1. When we know about the future we normally use the present tense.

  • We use the present simple for something scheduled or arranged:

We have a lesson next Monday.
The train arrives at 6.30 in the morning.
The holidays start next week.
It is my birthday tomorrow.

  • We can use the present continuous for plans or arrangements:

I’m playing football tomorrow.
They are coming to see us tomorrow.
We’re having a party at Christmas.

2. We use will to talk about the future:

  • When we make predictions:

It will be a nice day tomorrow.
I think Brazil will win the World Cup.
I’m sure you will enjoy the film.

  • To mean want to or be willing to:

I hope you will come to my party.
George says he will help us.

  • To make offers and promises:

I'll see you tomorrow.
We'll send you an email.

  • To talk about offers and promises:

Tim will be at the meeting.
Mary will help with the cooking.

3. We use (be) going to:

  • To talk about plans and intentions:

I’m going to drive to work today.
They are going to move to Manchester.

  • When we can see that something is likely to happen:

Be careful! You are going to fall.
Look at those black clouds. I think it’s going to rain.

4. We often use verbs like would like, plan, want, mean, hope, expect to talk about the future:

What are you going to do next year? I’d like to go to University.
We plan to go to France for our holidays.
George wants to buy a new car.

5. We use modals may, might, and could when we are not sure about the future:

I might stay at home tonight, or I might go to the cinema.
We could see Mary at the meeting. She sometimes goes.

6. We can use should if we think something is likely to happen:

We should be home in time for tea.
The game should be over by eight o’clock.

7. Clauses with time words:

In clauses with time words like when, after, and until we often use a present tense form to talk about the future:

I’ll come home when I finish work.
You must wait here until your father comes.
They are coming after they have had dinner.

8. Clauses with if:

In clauses with if we often use a present tense form to talk about the future:

We won’t be able to go out if it rains.
If Barcelona win tomorrow they will be champions.

WARNING: We do not normally use will in clauses with if or with time words:

I’ll come home when I will finish work.
We won’t be able to go out if it will rain rains.

But we can use will if it means a promise or offer:

I will be very happy if you will come to my party.
We should finish the job early if George will help us.

9. We can use the future continuous instead of the present continuous or going to for emphasis when we are talking about plans, arrangements and intentions:

They’ll be coming to see us next week.
I will be driving to work tomorrow.





There are more ways than you think to talk about the future in English!
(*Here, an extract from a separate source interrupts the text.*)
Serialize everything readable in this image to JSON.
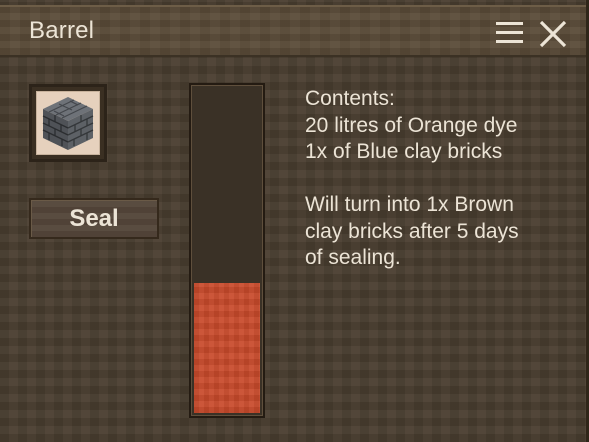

I'm studying now the ways to talk about future and I have read about future fact but I don't really understand it well please could you give me information about it

Hello sunrisereham,

I'm not quite sure what you mean, and we can't really offer long explanations of broad areas in the comments sections - that is what the page content is for! Perhaps you could provide an example sentence that you find confusing, and we'll be happy to answer your question.


Best wishes,


The LearnEnglish Team

Hi Sir !
m here to enhance my learning English n wanna b professional in both skills speaking n writing...hope this site wl be helpful....enjoyed d activity ,firstly got 50 50 result means 3 mistakes n 3 correct ans n again did try n got 100% result. hope u wll b there to guide me. regards.

I'm wondering if there is possible to use present continuous after be going to? EX:

I'm going to be digging the grave
I'm going to dig the grave.

What's the difference? Any grammar rules for that?

Thanks in advance.

I am a little confused. I have a sentce like this:
Tomorrow at 10 a.m. my brother (sit) .............................................. his A-levels.
I wrote "is going to sit" and found out that it is incorrect. Could you please explain it to me?

Hello Sonnae,

Who is telling you this sentence is wrong? Is it a sentence on LearnEnglish? If it isn't, then you really need to ask the person who is telling you that it's wrong. We don't discuss other people's exercises, only our own.


Best wishes,


The LearnEnglish Team

Hello! I'm a little confused, could you advise me, please? :) When not being sure about future which sentence is it correct to use: 1. I don't know if I CAN come tomorrow to the party 2. I don't know If I COULD come tomorrow to the party.

Hello Yura_Tea,

The sentence with 'can' is the correct one here. See our can or could page for more on this topic.

Best wishes,
The LearnEnglish Team